The agriculture sector is no stranger to Covid-19 after effects. Food insecurity has undoubtedly increased and to add on that, the rural main employment opportunity has been slowed down. Boyi & Boyi Limited  is solving this by trying to reduce food insecurity among the rural population through providing agro-output by creating employment opportunities through contract farming. The team hopes to create an app where communities can order products while at the same advertising farmers products to prospective customers.

Covid-19 has disrupted our education system and has taught us to embrace remote  working. Schools have been shut down and now, over 15 million students are stuck at home with less hope of having close interactions with their instructors and fellow students. While health requirements have been prioritised by the government, the education sector has a huge gap to fill. Learnesa, is providing an online learning platform that gives students access to 400 lessons on average, each taking twenty minutes. The platform uses qualified and trained teachers to provide the content for  the students at their own convenience giving students  access to video content and more.

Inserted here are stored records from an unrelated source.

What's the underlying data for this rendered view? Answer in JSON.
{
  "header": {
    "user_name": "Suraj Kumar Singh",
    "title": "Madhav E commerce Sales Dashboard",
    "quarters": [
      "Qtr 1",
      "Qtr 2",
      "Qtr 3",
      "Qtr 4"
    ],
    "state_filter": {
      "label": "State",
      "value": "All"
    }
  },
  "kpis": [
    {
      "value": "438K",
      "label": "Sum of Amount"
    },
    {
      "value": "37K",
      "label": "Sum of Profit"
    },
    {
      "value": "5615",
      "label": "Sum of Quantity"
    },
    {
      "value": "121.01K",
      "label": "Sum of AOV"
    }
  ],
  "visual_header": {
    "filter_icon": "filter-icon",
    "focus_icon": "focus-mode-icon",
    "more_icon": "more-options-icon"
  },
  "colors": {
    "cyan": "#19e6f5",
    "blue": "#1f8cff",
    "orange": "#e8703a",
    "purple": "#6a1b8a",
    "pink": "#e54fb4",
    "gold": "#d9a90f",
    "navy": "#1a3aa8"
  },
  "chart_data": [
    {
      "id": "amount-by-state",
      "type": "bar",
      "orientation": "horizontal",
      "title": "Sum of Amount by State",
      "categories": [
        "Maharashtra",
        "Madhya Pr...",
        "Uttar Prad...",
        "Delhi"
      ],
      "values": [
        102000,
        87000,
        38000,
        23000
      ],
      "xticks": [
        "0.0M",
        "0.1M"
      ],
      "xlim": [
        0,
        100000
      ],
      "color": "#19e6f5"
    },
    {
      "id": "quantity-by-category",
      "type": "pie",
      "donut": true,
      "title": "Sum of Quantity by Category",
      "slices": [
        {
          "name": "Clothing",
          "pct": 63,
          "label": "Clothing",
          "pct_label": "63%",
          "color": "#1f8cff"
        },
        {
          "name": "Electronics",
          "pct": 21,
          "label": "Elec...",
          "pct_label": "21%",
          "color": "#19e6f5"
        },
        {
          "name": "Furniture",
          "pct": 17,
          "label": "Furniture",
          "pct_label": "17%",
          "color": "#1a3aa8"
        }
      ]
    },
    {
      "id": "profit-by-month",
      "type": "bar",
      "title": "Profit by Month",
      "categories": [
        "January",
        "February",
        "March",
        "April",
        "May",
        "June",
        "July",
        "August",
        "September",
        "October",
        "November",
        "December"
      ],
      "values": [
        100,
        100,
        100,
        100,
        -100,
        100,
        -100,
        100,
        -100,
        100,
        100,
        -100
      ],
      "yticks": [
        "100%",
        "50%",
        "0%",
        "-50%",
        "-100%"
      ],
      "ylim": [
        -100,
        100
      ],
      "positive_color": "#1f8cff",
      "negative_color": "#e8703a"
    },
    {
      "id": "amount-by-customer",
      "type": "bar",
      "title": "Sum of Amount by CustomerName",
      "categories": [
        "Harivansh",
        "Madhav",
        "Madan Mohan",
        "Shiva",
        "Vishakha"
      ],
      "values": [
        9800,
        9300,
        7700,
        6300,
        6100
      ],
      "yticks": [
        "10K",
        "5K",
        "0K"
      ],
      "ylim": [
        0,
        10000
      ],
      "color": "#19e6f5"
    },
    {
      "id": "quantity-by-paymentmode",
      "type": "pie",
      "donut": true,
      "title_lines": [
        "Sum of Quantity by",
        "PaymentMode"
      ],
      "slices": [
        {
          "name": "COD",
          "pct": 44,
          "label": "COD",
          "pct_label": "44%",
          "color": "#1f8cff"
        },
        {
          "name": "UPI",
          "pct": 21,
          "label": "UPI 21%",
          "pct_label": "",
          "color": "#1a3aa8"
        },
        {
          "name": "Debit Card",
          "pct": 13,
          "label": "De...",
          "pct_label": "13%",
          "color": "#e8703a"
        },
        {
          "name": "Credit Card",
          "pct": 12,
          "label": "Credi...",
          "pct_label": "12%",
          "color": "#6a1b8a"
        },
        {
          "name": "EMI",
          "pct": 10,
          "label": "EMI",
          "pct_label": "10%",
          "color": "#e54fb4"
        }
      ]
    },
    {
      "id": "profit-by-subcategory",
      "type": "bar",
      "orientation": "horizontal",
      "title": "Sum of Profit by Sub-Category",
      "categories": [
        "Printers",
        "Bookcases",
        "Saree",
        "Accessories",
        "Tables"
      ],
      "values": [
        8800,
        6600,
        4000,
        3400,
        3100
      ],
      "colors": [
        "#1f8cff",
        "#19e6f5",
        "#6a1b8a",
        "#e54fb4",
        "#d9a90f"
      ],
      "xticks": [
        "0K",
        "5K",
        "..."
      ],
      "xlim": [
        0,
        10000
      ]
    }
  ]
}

The global pandemic COVID-19 has completely uprooted our lives and changed the way we work. Not only has it disrupted the health sector, it has also encouraged unsafe working conditions and energy poverty. People are spending more time indoors and cooking has become an essential part of their livelihoods therefore there has been an increase in energy demand. Fine Reed is scaling the energy sector with three briquettes innovations including Faya energy, Energy academy and Wonky labs. These shall be sold through Jumia, Safeboda and MoTIV. The company also provides technical support and trains local artisans as it seeks to  grow and improve the energy sector. It makes non-carbonised briquettes that can be used by factories which saves us from environmental degradation. Fine reed has so far supplied to 370 homes under Watoto church and also Yo kuku, a chicken supplier that uses the briquettes to warm their breeders.

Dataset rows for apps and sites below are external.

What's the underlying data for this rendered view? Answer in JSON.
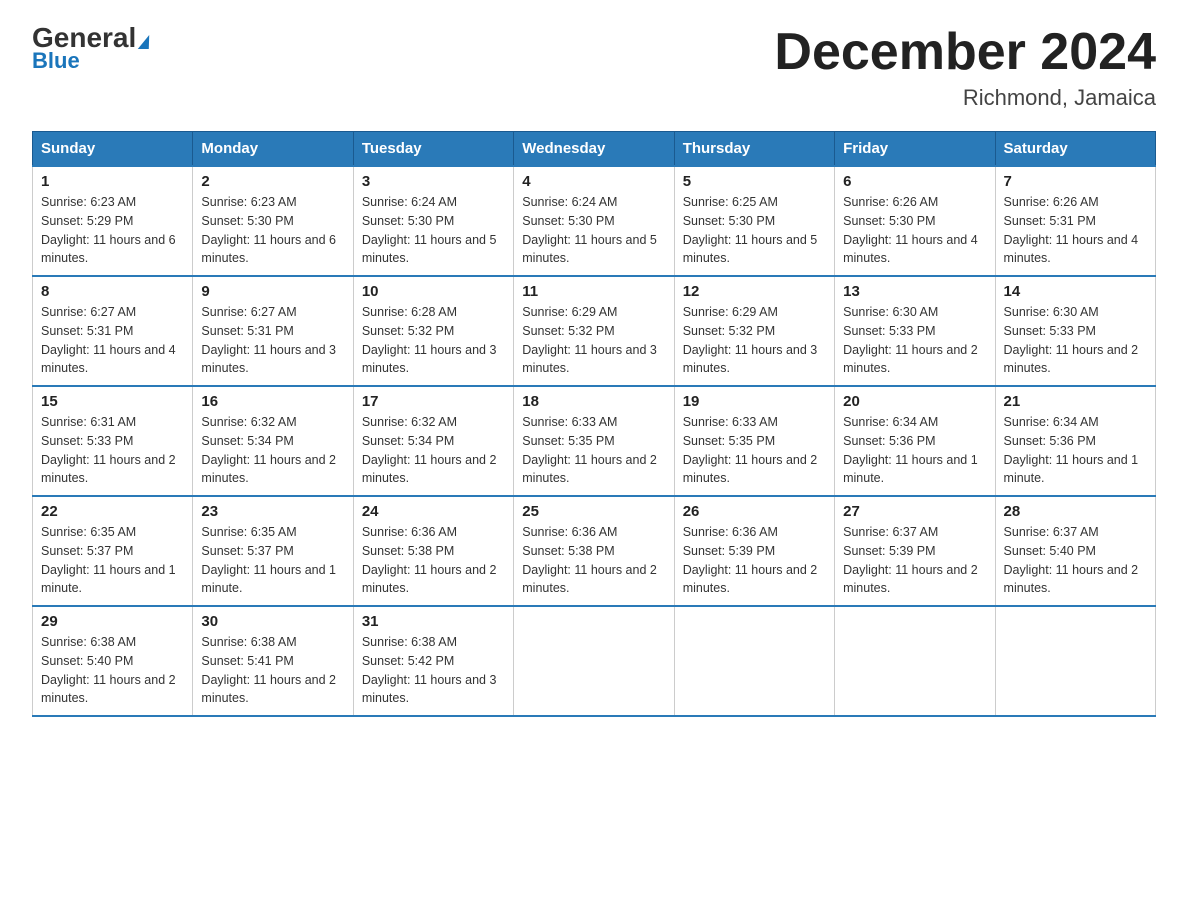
{
  "header": {
    "logo_line1": "General",
    "logo_line2": "Blue",
    "title": "December 2024",
    "subtitle": "Richmond, Jamaica"
  },
  "columns": [
    "Sunday",
    "Monday",
    "Tuesday",
    "Wednesday",
    "Thursday",
    "Friday",
    "Saturday"
  ],
  "weeks": [
    [
      {
        "day": "1",
        "sunrise": "6:23 AM",
        "sunset": "5:29 PM",
        "daylight": "11 hours and 6 minutes."
      },
      {
        "day": "2",
        "sunrise": "6:23 AM",
        "sunset": "5:30 PM",
        "daylight": "11 hours and 6 minutes."
      },
      {
        "day": "3",
        "sunrise": "6:24 AM",
        "sunset": "5:30 PM",
        "daylight": "11 hours and 5 minutes."
      },
      {
        "day": "4",
        "sunrise": "6:24 AM",
        "sunset": "5:30 PM",
        "daylight": "11 hours and 5 minutes."
      },
      {
        "day": "5",
        "sunrise": "6:25 AM",
        "sunset": "5:30 PM",
        "daylight": "11 hours and 5 minutes."
      },
      {
        "day": "6",
        "sunrise": "6:26 AM",
        "sunset": "5:30 PM",
        "daylight": "11 hours and 4 minutes."
      },
      {
        "day": "7",
        "sunrise": "6:26 AM",
        "sunset": "5:31 PM",
        "daylight": "11 hours and 4 minutes."
      }
    ],
    [
      {
        "day": "8",
        "sunrise": "6:27 AM",
        "sunset": "5:31 PM",
        "daylight": "11 hours and 4 minutes."
      },
      {
        "day": "9",
        "sunrise": "6:27 AM",
        "sunset": "5:31 PM",
        "daylight": "11 hours and 3 minutes."
      },
      {
        "day": "10",
        "sunrise": "6:28 AM",
        "sunset": "5:32 PM",
        "daylight": "11 hours and 3 minutes."
      },
      {
        "day": "11",
        "sunrise": "6:29 AM",
        "sunset": "5:32 PM",
        "daylight": "11 hours and 3 minutes."
      },
      {
        "day": "12",
        "sunrise": "6:29 AM",
        "sunset": "5:32 PM",
        "daylight": "11 hours and 3 minutes."
      },
      {
        "day": "13",
        "sunrise": "6:30 AM",
        "sunset": "5:33 PM",
        "daylight": "11 hours and 2 minutes."
      },
      {
        "day": "14",
        "sunrise": "6:30 AM",
        "sunset": "5:33 PM",
        "daylight": "11 hours and 2 minutes."
      }
    ],
    [
      {
        "day": "15",
        "sunrise": "6:31 AM",
        "sunset": "5:33 PM",
        "daylight": "11 hours and 2 minutes."
      },
      {
        "day": "16",
        "sunrise": "6:32 AM",
        "sunset": "5:34 PM",
        "daylight": "11 hours and 2 minutes."
      },
      {
        "day": "17",
        "sunrise": "6:32 AM",
        "sunset": "5:34 PM",
        "daylight": "11 hours and 2 minutes."
      },
      {
        "day": "18",
        "sunrise": "6:33 AM",
        "sunset": "5:35 PM",
        "daylight": "11 hours and 2 minutes."
      },
      {
        "day": "19",
        "sunrise": "6:33 AM",
        "sunset": "5:35 PM",
        "daylight": "11 hours and 2 minutes."
      },
      {
        "day": "20",
        "sunrise": "6:34 AM",
        "sunset": "5:36 PM",
        "daylight": "11 hours and 1 minute."
      },
      {
        "day": "21",
        "sunrise": "6:34 AM",
        "sunset": "5:36 PM",
        "daylight": "11 hours and 1 minute."
      }
    ],
    [
      {
        "day": "22",
        "sunrise": "6:35 AM",
        "sunset": "5:37 PM",
        "daylight": "11 hours and 1 minute."
      },
      {
        "day": "23",
        "sunrise": "6:35 AM",
        "sunset": "5:37 PM",
        "daylight": "11 hours and 1 minute."
      },
      {
        "day": "24",
        "sunrise": "6:36 AM",
        "sunset": "5:38 PM",
        "daylight": "11 hours and 2 minutes."
      },
      {
        "day": "25",
        "sunrise": "6:36 AM",
        "sunset": "5:38 PM",
        "daylight": "11 hours and 2 minutes."
      },
      {
        "day": "26",
        "sunrise": "6:36 AM",
        "sunset": "5:39 PM",
        "daylight": "11 hours and 2 minutes."
      },
      {
        "day": "27",
        "sunrise": "6:37 AM",
        "sunset": "5:39 PM",
        "daylight": "11 hours and 2 minutes."
      },
      {
        "day": "28",
        "sunrise": "6:37 AM",
        "sunset": "5:40 PM",
        "daylight": "11 hours and 2 minutes."
      }
    ],
    [
      {
        "day": "29",
        "sunrise": "6:38 AM",
        "sunset": "5:40 PM",
        "daylight": "11 hours and 2 minutes."
      },
      {
        "day": "30",
        "sunrise": "6:38 AM",
        "sunset": "5:41 PM",
        "daylight": "11 hours and 2 minutes."
      },
      {
        "day": "31",
        "sunrise": "6:38 AM",
        "sunset": "5:42 PM",
        "daylight": "11 hours and 3 minutes."
      },
      null,
      null,
      null,
      null
    ]
  ]
}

As restrictive measures such as lockdown and social distancing were being implemented to slow down the spread of CoronaVirus, construction companies and hardware shops were also shut down. Wena Hardware, an online store closed the gap between construction companies and hardware by providing all construction needs. The online store has a wallet that facilitates online payments, professionals can meet clients and access the global market using their global feature. The online store has 400 vendors to deliver services in Uganda and is hoping to expand to Tanzania soon.

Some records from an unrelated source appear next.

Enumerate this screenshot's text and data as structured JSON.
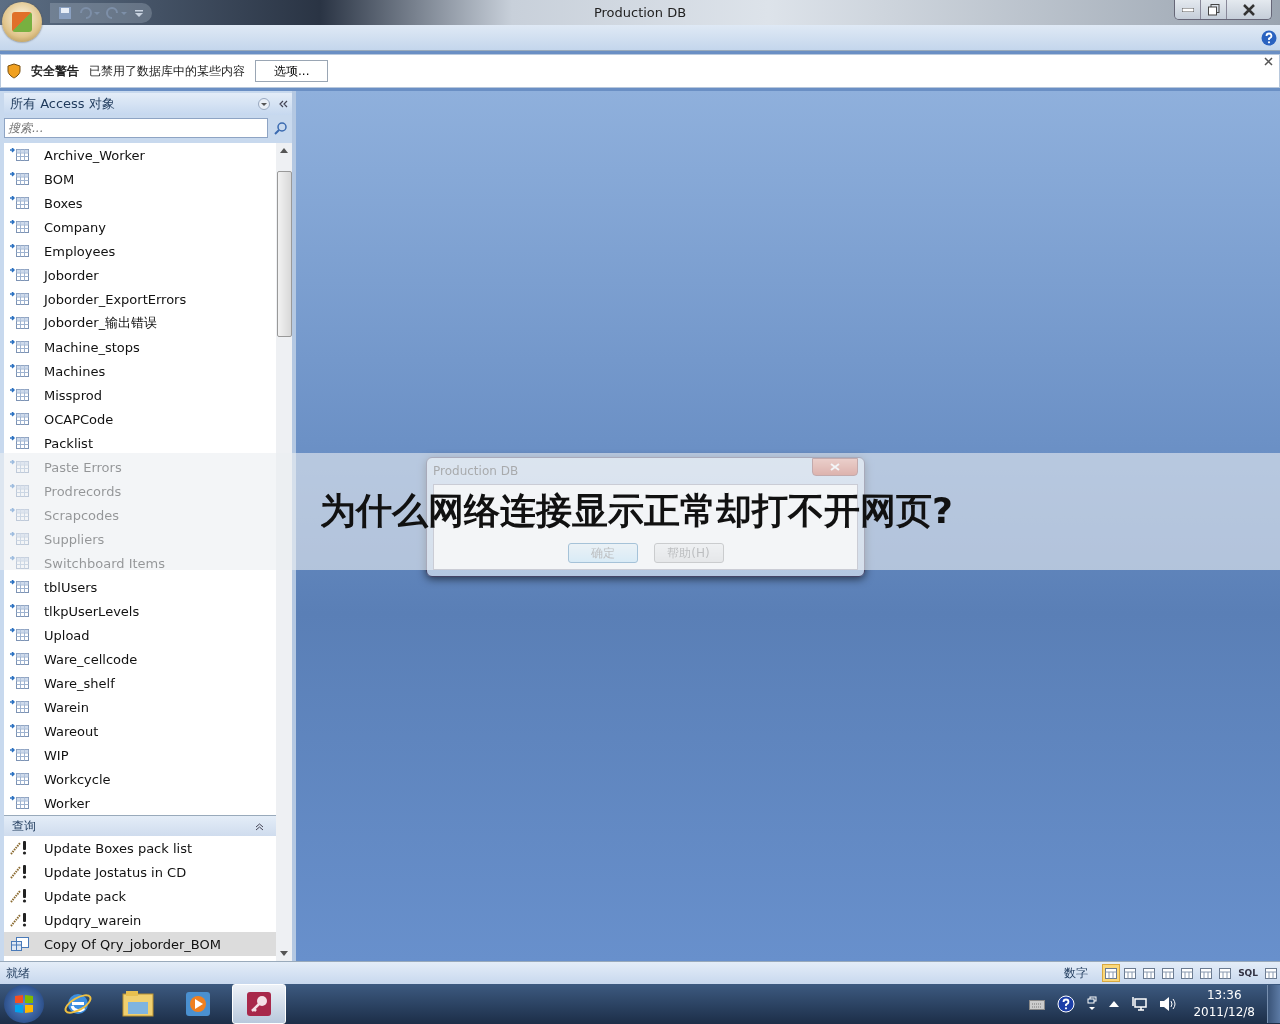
{
  "window": {
    "title": "Production DB"
  },
  "security_bar": {
    "title": "安全警告",
    "message": "已禁用了数据库中的某些内容",
    "button": "选项..."
  },
  "nav_pane": {
    "header": "所有 Access 对象",
    "search": {
      "placeholder": "搜索..."
    },
    "tables": [
      {
        "name": "Archive_Worker"
      },
      {
        "name": "BOM"
      },
      {
        "name": "Boxes"
      },
      {
        "name": "Company"
      },
      {
        "name": "Employees"
      },
      {
        "name": "Joborder"
      },
      {
        "name": "Joborder_ExportErrors"
      },
      {
        "name": "Joborder_输出错误"
      },
      {
        "name": "Machine_stops"
      },
      {
        "name": "Machines"
      },
      {
        "name": "Missprod"
      },
      {
        "name": "OCAPCode"
      },
      {
        "name": "Packlist"
      },
      {
        "name": "Paste Errors"
      },
      {
        "name": "Prodrecords"
      },
      {
        "name": "Scrapcodes"
      },
      {
        "name": "Suppliers"
      },
      {
        "name": "Switchboard Items"
      },
      {
        "name": "tblUsers"
      },
      {
        "name": "tlkpUserLevels"
      },
      {
        "name": "Upload"
      },
      {
        "name": "Ware_cellcode"
      },
      {
        "name": "Ware_shelf"
      },
      {
        "name": "Warein"
      },
      {
        "name": "Wareout"
      },
      {
        "name": "WIP"
      },
      {
        "name": "Workcycle"
      },
      {
        "name": "Worker"
      }
    ],
    "query_group": "查询",
    "queries": [
      {
        "name": "Update Boxes pack list",
        "kind": "action",
        "selected": false
      },
      {
        "name": "Update Jostatus in CD",
        "kind": "action",
        "selected": false
      },
      {
        "name": "Update pack",
        "kind": "action",
        "selected": false
      },
      {
        "name": "Updqry_warein",
        "kind": "action",
        "selected": false
      },
      {
        "name": "Copy Of Qry_joborder_BOM",
        "kind": "select",
        "selected": true
      }
    ]
  },
  "dialog": {
    "title": "Production DB",
    "buttons": [
      "确定",
      "帮助(H)"
    ]
  },
  "banner": {
    "text": "为什么网络连接显示正常却打不开网页?"
  },
  "status_bar": {
    "text": "就绪",
    "mode": "数字",
    "views": [
      {
        "kind": "icon",
        "selected": true
      },
      {
        "kind": "icon",
        "selected": false
      },
      {
        "kind": "icon",
        "selected": false
      },
      {
        "kind": "icon",
        "selected": false
      },
      {
        "kind": "icon",
        "selected": false
      },
      {
        "kind": "icon",
        "selected": false
      },
      {
        "kind": "icon",
        "selected": false
      },
      {
        "kind": "text",
        "label": "SQL",
        "selected": false
      },
      {
        "kind": "icon",
        "selected": false
      }
    ]
  },
  "taskbar": {
    "time": "13:36",
    "date": "2011/12/8"
  }
}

River Poultry is looking forward to upscaling poultry farming in Gulu and Lira by leveraging technology and innovation. The company has partnered with a number of poultry farmers to increase supply of local chicken, provide high quality and affordable chicken and more so help with access to market. The company provides a veterinary doctor that often checks on the poultry products every after seven days as a way of assessing the product quality and health.

Lastly, Brisk Beverages is manufacturing fruit juice also known as Omunansi. The company is creating employment opportunities by using agents to sell and market its product. The company has a great relationship with a few support farmer groups in Luwero, Masaka and Mbarara, that supply pineapples as their raw materials and in exchange, the farmers are able to get fertilisers for their farms. Brisk beverages relies on all those regions because pineapples are seasonal hence each region has its own season.

All the 9 teams saw and seized an opportunity to implement change during a volatile time. The teams were vetted by Suzan Nangwale, Kenneth Legesi and Eunice Allo.